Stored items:

▼▼▼

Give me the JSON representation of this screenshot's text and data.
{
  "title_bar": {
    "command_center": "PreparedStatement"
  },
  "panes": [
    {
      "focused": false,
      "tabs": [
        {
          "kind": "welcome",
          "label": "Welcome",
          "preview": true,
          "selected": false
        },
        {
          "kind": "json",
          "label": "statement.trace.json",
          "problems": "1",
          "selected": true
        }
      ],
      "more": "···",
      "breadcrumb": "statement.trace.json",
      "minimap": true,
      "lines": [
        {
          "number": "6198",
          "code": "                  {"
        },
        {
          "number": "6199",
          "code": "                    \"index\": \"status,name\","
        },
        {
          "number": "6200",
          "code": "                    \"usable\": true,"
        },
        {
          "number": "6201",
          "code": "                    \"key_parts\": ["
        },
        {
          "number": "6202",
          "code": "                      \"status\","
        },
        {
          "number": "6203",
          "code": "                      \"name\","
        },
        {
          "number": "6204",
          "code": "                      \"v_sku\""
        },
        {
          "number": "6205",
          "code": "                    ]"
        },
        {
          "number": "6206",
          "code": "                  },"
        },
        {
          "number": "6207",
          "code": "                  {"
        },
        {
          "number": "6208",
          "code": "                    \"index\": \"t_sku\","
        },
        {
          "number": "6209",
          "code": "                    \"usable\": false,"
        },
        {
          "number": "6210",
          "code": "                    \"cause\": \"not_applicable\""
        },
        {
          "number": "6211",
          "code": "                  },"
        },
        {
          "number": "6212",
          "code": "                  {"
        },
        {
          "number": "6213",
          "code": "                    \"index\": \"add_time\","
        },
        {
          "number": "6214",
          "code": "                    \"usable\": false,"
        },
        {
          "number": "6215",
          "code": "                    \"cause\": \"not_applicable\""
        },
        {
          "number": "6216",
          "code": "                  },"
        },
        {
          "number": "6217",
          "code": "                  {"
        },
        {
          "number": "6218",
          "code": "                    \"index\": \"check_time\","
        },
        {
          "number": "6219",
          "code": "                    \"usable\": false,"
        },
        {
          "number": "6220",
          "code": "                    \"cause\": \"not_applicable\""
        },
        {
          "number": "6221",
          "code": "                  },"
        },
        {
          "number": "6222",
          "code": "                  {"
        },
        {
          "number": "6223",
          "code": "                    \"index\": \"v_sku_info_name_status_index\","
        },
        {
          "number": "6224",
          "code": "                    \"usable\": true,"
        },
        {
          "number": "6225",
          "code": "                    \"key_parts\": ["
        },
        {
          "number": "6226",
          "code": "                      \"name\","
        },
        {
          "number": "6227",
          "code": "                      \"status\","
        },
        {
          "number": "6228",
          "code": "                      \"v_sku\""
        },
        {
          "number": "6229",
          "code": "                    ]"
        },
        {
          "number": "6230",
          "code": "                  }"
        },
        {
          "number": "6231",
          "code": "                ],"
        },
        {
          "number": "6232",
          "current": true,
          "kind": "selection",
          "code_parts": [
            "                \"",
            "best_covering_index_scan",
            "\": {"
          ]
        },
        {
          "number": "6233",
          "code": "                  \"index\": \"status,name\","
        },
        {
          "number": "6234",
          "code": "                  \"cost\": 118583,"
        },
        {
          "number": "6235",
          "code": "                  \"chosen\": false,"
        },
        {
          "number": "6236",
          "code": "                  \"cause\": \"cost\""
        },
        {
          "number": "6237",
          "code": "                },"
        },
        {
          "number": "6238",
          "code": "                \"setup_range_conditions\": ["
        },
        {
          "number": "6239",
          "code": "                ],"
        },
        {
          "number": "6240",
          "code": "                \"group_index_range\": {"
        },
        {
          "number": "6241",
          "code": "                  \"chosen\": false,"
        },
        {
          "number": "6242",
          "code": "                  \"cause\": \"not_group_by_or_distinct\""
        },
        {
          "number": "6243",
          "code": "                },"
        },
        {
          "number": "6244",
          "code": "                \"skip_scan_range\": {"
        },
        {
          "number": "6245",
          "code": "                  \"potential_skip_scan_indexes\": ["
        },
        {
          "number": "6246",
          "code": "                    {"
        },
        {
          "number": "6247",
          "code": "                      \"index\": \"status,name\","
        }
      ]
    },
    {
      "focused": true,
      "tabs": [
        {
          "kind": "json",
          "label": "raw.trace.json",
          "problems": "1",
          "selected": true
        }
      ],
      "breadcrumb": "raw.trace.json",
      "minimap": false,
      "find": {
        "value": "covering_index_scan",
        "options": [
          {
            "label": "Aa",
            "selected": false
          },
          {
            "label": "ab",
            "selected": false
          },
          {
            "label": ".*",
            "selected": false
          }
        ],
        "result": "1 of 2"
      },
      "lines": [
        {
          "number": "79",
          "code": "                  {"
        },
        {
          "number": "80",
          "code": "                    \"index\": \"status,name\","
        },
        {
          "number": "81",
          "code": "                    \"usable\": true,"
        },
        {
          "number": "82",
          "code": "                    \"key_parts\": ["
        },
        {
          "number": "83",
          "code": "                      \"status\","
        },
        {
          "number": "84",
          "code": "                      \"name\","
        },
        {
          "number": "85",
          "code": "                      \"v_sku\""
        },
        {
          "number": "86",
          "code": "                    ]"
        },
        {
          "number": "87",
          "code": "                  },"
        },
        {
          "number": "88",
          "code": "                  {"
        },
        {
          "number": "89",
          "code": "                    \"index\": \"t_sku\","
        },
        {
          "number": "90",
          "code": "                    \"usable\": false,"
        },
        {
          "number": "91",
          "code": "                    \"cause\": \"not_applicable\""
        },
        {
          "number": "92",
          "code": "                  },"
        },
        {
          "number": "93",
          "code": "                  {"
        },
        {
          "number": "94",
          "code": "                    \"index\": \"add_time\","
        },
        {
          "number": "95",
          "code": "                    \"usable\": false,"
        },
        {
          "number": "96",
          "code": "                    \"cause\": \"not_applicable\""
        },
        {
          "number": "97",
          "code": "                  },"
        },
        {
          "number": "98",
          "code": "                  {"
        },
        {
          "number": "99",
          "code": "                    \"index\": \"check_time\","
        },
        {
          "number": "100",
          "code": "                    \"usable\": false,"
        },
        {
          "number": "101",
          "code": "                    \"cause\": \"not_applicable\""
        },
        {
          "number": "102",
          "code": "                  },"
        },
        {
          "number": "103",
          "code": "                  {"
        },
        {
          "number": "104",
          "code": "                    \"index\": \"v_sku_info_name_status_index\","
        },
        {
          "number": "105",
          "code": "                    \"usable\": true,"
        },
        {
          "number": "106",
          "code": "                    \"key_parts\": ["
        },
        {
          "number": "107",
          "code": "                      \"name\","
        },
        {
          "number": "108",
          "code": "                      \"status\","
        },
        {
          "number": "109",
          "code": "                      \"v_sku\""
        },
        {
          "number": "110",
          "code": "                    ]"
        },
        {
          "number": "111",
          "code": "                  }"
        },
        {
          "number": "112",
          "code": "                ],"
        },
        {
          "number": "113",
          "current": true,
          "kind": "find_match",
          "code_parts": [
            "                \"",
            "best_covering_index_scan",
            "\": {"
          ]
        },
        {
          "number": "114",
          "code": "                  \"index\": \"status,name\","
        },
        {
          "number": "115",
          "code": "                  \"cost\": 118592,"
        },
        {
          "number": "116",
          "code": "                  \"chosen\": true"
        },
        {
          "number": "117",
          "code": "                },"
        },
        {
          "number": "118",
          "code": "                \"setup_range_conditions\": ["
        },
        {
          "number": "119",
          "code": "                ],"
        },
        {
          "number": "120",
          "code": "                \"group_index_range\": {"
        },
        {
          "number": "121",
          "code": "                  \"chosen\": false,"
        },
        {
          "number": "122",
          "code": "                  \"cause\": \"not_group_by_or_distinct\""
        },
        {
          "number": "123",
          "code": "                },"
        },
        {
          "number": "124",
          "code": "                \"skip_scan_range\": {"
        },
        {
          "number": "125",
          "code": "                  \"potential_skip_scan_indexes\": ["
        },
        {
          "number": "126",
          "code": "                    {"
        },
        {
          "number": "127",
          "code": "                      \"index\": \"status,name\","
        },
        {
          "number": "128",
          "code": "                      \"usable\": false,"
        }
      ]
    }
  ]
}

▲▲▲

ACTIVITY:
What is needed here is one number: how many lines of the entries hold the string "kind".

RESULT OF THE EXERCISE:
5